Also thought about mixing some pistachio, ... came back to basics, trying to use or give another use to local stuff, also it had to be financially interesting. We do have rosemary, though the kind we have gives less flower.

I had some trouble finding the manual. I believe there are no translations. I don't read italian myself. Kind of read it across like it were portuguese and a few times, specially some words that would unveil the contents of the phhrase, i simply used google translator. You could try it.

In regard of the chickens, the idea for me would be getting another resource, in this case meat. I fear for the long-term "desert" effect. I've been reading about paddock rotation but hardly find "i did this i got this result". Mostly i find "i did this" (or wil be doing - like me). I tried to get some Allan Savory stuff but nothing in specific, no guidelines. Guess i'll have to go through trial and error.
5 years ago
Hi, just found this page refering an italian who is way ahead in his research of asparagus and olive trees.
Hard to find the paper online though.

Bingo! Here's the paper.

and following articles referenced, this great paper:

Where these researchers tested wild asparagus production and report their techniques, yelds, conclusions!

And now, even a Manual (in italian)!

5 years ago
Have you sought about a shepperd dog?
Seems to me the most perfect solution.
5 years ago
I haven't tried but the idea looks great, and these guys explain in detail all you have to do, which is not much.

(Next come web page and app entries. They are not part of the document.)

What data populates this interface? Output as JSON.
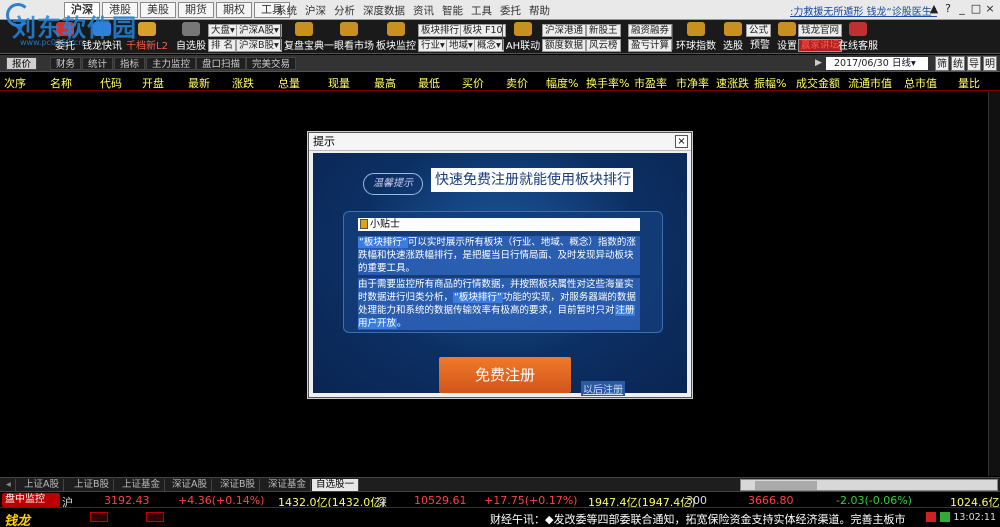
{
  "top": {
    "market_tabs": [
      "沪深",
      "港股",
      "美股",
      "期货",
      "期权",
      "工具"
    ],
    "active_market": "沪深",
    "menu": [
      "系统",
      "沪深",
      "分析",
      "深度数据",
      "资讯",
      "智能",
      "工具",
      "委托",
      "帮助"
    ],
    "ticker": ":力救援无所遁形 钱龙“诊股医生”",
    "window_controls": [
      "▲",
      "?",
      "_",
      "□",
      "×"
    ]
  },
  "watermark": {
    "text": "刘东软件园",
    "url": "www.pc0359.cn"
  },
  "toolbar": {
    "big": [
      {
        "id": "trade",
        "label": "委托",
        "color": "#cc3333"
      },
      {
        "id": "qianlong-quick",
        "label": "钱龙快讯",
        "color": "#3a7dd8"
      },
      {
        "id": "qianlong-l2",
        "label": "千档新L2",
        "color": "#d8a02a"
      },
      {
        "id": "self-select",
        "label": "自选股",
        "color": "#777"
      },
      {
        "id": "review",
        "label": "复盘宝典",
        "color": "#c89020"
      },
      {
        "id": "one-click",
        "label": "一眼看市场",
        "color": "#c89020"
      },
      {
        "id": "sector-monitor",
        "label": "板块监控",
        "color": "#c89020"
      },
      {
        "id": "ah-link",
        "label": "AH联动",
        "color": "#c89020"
      },
      {
        "id": "global-index",
        "label": "环球指数",
        "color": "#c89020"
      },
      {
        "id": "stock-pick",
        "label": "选股",
        "color": "#c89020"
      },
      {
        "id": "alert",
        "label": "预警",
        "color": "#c89020"
      },
      {
        "id": "settings",
        "label": "设置",
        "color": "#c89020"
      },
      {
        "id": "online-room",
        "label": "在线客服",
        "color": "#c03030"
      }
    ],
    "small": [
      {
        "id": "big-market",
        "label": "大盘▾"
      },
      {
        "id": "sh-a",
        "label": "沪深A股▾"
      },
      {
        "id": "rank",
        "label": "排 名"
      },
      {
        "id": "sh-b",
        "label": "沪深B股▾"
      },
      {
        "id": "sector-rank",
        "label": "板块排行"
      },
      {
        "id": "sector-f10",
        "label": "板块 F10"
      },
      {
        "id": "industry",
        "label": "行业▾"
      },
      {
        "id": "region",
        "label": "地域▾"
      },
      {
        "id": "concept",
        "label": "概念▾"
      },
      {
        "id": "hk-connect",
        "label": "沪深港通"
      },
      {
        "id": "margin",
        "label": "融资融券"
      },
      {
        "id": "new-stock",
        "label": "新股王"
      },
      {
        "id": "fund-flow",
        "label": "额度数据"
      },
      {
        "id": "wind-cloud",
        "label": "风云榜"
      },
      {
        "id": "surplus",
        "label": "盈亏计算"
      },
      {
        "id": "formula",
        "label": "公式"
      },
      {
        "id": "qianlong-web",
        "label": "钱龙官网"
      },
      {
        "id": "winner-lecture",
        "label": "赢家讲坛"
      }
    ]
  },
  "sub_tabs": [
    "报价",
    "财务",
    "统计",
    "指标",
    "主力监控",
    "盘口扫描",
    "完美交易"
  ],
  "active_sub_tab": "报价",
  "date": "2017/06/30",
  "period": "日线▾",
  "mini_buttons": [
    "筛",
    "统",
    "导",
    "明"
  ],
  "columns": [
    "次序",
    "名称",
    "代码",
    "开盘",
    "最新",
    "涨跌",
    "总量",
    "现量",
    "最高",
    "最低",
    "买价",
    "卖价",
    "幅度%",
    "换手率%",
    "市盈率",
    "市净率",
    "速涨跌",
    "振幅%",
    "成交金额",
    "流通市值",
    "总市值",
    "量比"
  ],
  "bottom_tabs": [
    "上证A股",
    "上证B股",
    "上证基金",
    "深证A股",
    "深证B股",
    "深证基金",
    "自选股一"
  ],
  "active_bottom_tab": "自选股一",
  "index_bar": {
    "badge": "盘中监控",
    "items": [
      {
        "name": "沪",
        "value": "3192.43",
        "change": "+4.36(+0.14%)",
        "volume": "1432.0亿(1432.0亿)"
      },
      {
        "name": "深",
        "value": "10529.61",
        "change": "+17.75(+0.17%)",
        "volume": "1947.4亿(1947.4亿)"
      },
      {
        "name": "300",
        "value": "3666.80",
        "change": "-2.03(-0.06%)",
        "volume": "1024.6亿"
      }
    ]
  },
  "status": {
    "logo": "钱龙",
    "news": "财经午讯：◆发改委等四部委联合通知，拓宽保险资金支持实体经济渠道。完善主板市",
    "time": "13:02:11"
  },
  "dialog": {
    "title": "提示",
    "close": "×",
    "badge": "温馨提示",
    "headline": "快速免费注册就能使用板块排行",
    "tip_title": "小贴士",
    "p1_hl": "“板块排行”",
    "p1_rest": "可以实时展示所有板块（行业、地域、概念）指数的涨跌幅和快速涨跌幅排行，是把握当日行情局面、及时发现异动板块的重要工具。",
    "p2_a": "由于需要监控所有商品的行情数据，并按照板块属性对这些海量实时数据进行归类分析，",
    "p2_hl": "“板块排行”",
    "p2_b": "功能的实现，对服务器端的数据处理能力和系统的数据传输效率有极高的要求，目前暂时只对",
    "p2_hl2": "注册用户开放",
    "p2_end": "。",
    "register_button": "免费注册",
    "later_link": "以后注册"
  }
}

In broad lines:
Take a chest freezer (the lid is on the top, when you open the fridge the loss of cold is way lesser than a vertical one; the insulation is better than for a fridge).
Bypass the freezer thermostat using a new one to allow cutting off the energy when the temperature is reached.
A little more and you've got it.

Check the original site:

The original post is there since 2004, but I haven't seen any ref. to it elsewhere.
5 years ago
Hello Konstantin,
I just finished registering on the forum because of your post.
I also have this idea of propagating wild asparagus and will wait for next "seed season" to reinforce nature's endeavour.
My property is in the Douro region in Portugal. Schist soil, kind of 40cm deep with soil and then hard or not that hard schist rock.
This also means that in winter soils are soaked very fast and, with hard rains, form small lines of water or simply wash the surface taking soil away.
Well, this is also because most soils are cultivated with vineyard and the rest is almond trees and olive trees. They are plowed once a year. The vineyard every now and then twice a year. But this is another problem.

I noticed the following about wild asparagus (so far have found very little info on the net and elsewhere):
. they like to grow close to olive trees trunks, where other plants of the same size grow together.
. they like to grow from the walls (made of schist rocks, so with plenty of holes showing the dirt beneath).
. when they grow from the walls, I can hardly remember see then on a north wall face, though plenty on any other direction (east, south or west by subjective order).
. never seen a large extension covered with wil asparagus, only a few plants together, and some other rather far.

The rain comes from south over here.
My conclusion, they need moist soil to pass through summer, inspite of a leaf system that looks so economical on the "transpiration" factor.
I wonder if they have some "linkage" to olive tree roots.

We had hardly any plants in the property a few years ago.
They have been spreading along the walls. In two ways:
. in bush, i believe some how ny enlargement of the root system,
. spaced by 50 meters or more, wich could mean the wind would have spread the seeds (I hasked that nobody picks the asparagus on the property).

Another conclusion your post provoked: both ways of spreading should work fine.

Well, I'm gonna try both methods this year. Root spreading in february and seed recolection on late summer.
Don't know yet what should be the best procedure for the seeds but I'll try to emulate other asparagus info that I'll be able to find.

Be sure that I'll be reporting advances here to share at least with you.
Do you have any hints, ideas?
5 years ago